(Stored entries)
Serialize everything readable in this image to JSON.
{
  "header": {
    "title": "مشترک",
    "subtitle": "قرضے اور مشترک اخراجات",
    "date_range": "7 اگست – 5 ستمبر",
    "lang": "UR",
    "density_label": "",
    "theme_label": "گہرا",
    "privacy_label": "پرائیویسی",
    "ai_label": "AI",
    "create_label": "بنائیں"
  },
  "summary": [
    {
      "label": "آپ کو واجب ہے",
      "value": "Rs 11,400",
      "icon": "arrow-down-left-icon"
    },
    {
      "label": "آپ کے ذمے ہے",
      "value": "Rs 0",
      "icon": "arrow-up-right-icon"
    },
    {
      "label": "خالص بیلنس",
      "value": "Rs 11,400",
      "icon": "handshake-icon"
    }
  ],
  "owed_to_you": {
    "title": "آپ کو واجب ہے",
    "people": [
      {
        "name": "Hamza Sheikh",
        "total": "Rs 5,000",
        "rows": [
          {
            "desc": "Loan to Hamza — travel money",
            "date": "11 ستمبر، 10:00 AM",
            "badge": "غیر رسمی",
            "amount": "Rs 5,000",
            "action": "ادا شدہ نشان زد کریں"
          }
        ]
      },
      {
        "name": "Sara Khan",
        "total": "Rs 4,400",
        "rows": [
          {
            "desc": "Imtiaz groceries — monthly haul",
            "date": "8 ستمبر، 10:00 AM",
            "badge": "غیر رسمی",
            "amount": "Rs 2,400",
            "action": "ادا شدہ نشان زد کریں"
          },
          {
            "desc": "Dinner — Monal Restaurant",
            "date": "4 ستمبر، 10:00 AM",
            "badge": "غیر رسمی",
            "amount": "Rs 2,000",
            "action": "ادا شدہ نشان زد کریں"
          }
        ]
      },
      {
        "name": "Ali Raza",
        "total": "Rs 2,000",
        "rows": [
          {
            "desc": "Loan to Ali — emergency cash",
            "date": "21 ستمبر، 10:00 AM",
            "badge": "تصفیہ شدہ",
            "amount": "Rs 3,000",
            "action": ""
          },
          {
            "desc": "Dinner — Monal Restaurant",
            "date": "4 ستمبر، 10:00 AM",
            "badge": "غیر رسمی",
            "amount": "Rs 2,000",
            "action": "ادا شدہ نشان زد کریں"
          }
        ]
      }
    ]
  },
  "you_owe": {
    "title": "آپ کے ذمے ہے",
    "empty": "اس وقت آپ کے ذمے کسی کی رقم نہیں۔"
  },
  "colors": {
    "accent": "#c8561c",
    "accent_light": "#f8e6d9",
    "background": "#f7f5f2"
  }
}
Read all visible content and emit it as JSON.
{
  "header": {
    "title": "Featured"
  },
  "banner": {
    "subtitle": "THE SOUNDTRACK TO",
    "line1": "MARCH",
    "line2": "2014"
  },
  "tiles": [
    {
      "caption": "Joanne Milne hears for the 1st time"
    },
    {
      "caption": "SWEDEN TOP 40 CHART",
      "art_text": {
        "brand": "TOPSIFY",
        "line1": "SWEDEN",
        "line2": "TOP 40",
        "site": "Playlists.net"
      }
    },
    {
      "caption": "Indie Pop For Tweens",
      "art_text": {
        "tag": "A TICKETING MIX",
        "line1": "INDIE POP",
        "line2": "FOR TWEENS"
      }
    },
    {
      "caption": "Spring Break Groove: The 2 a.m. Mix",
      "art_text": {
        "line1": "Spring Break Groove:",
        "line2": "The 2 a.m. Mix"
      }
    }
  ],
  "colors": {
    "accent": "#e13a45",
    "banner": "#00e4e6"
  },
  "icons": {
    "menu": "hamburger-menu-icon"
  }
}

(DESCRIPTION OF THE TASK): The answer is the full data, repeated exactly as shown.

(THE ANSWER):
Serialize everything readable in this image to JSON.
{
  "header": {
    "title": "مشترک",
    "subtitle": "قرضے اور مشترک اخراجات",
    "date_range": "7 اگست – 5 ستمبر",
    "lang": "UR",
    "density_label": "",
    "theme_label": "گہرا",
    "privacy_label": "پرائیویسی",
    "ai_label": "AI",
    "create_label": "بنائیں"
  },
  "summary": [
    {
      "label": "آپ کو واجب ہے",
      "value": "Rs 11,400",
      "icon": "arrow-down-left-icon"
    },
    {
      "label": "آپ کے ذمے ہے",
      "value": "Rs 0",
      "icon": "arrow-up-right-icon"
    },
    {
      "label": "خالص بیلنس",
      "value": "Rs 11,400",
      "icon": "handshake-icon"
    }
  ],
  "owed_to_you": {
    "title": "آپ کو واجب ہے",
    "people": [
      {
        "name": "Hamza Sheikh",
        "total": "Rs 5,000",
        "rows": [
          {
            "desc": "Loan to Hamza — travel money",
            "date": "11 ستمبر، 10:00 AM",
            "badge": "غیر رسمی",
            "amount": "Rs 5,000",
            "action": "ادا شدہ نشان زد کریں"
          }
        ]
      },
      {
        "name": "Sara Khan",
        "total": "Rs 4,400",
        "rows": [
          {
            "desc": "Imtiaz groceries — monthly haul",
            "date": "8 ستمبر، 10:00 AM",
            "badge": "غیر رسمی",
            "amount": "Rs 2,400",
            "action": "ادا شدہ نشان زد کریں"
          },
          {
            "desc": "Dinner — Monal Restaurant",
            "date": "4 ستمبر، 10:00 AM",
            "badge": "غیر رسمی",
            "amount": "Rs 2,000",
            "action": "ادا شدہ نشان زد کریں"
          }
        ]
      },
      {
        "name": "Ali Raza",
        "total": "Rs 2,000",
        "rows": [
          {
            "desc": "Loan to Ali — emergency cash",
            "date": "21 ستمبر، 10:00 AM",
            "badge": "تصفیہ شدہ",
            "amount": "Rs 3,000",
            "action": ""
          },
          {
            "desc": "Dinner — Monal Restaurant",
            "date": "4 ستمبر، 10:00 AM",
            "badge": "غیر رسمی",
            "amount": "Rs 2,000",
            "action": "ادا شدہ نشان زد کریں"
          }
        ]
      }
    ]
  },
  "you_owe": {
    "title": "آپ کے ذمے ہے",
    "empty": "اس وقت آپ کے ذمے کسی کی رقم نہیں۔"
  },
  "colors": {
    "accent": "#c8561c",
    "accent_light": "#f8e6d9",
    "background": "#f7f5f2"
  }
}
Read all visible content and emit it as JSON.
{
  "header": {
    "title": "Featured"
  },
  "banner": {
    "subtitle": "THE SOUNDTRACK TO",
    "line1": "MARCH",
    "line2": "2014"
  },
  "tiles": [
    {
      "caption": "Joanne Milne hears for the 1st time"
    },
    {
      "caption": "SWEDEN TOP 40 CHART",
      "art_text": {
        "brand": "TOPSIFY",
        "line1": "SWEDEN",
        "line2": "TOP 40",
        "site": "Playlists.net"
      }
    },
    {
      "caption": "Indie Pop For Tweens",
      "art_text": {
        "tag": "A TICKETING MIX",
        "line1": "INDIE POP",
        "line2": "FOR TWEENS"
      }
    },
    {
      "caption": "Spring Break Groove: The 2 a.m. Mix",
      "art_text": {
        "line1": "Spring Break Groove:",
        "line2": "The 2 a.m. Mix"
      }
    }
  ],
  "colors": {
    "accent": "#e13a45",
    "banner": "#00e4e6"
  },
  "icons": {
    "menu": "hamburger-menu-icon"
  }
}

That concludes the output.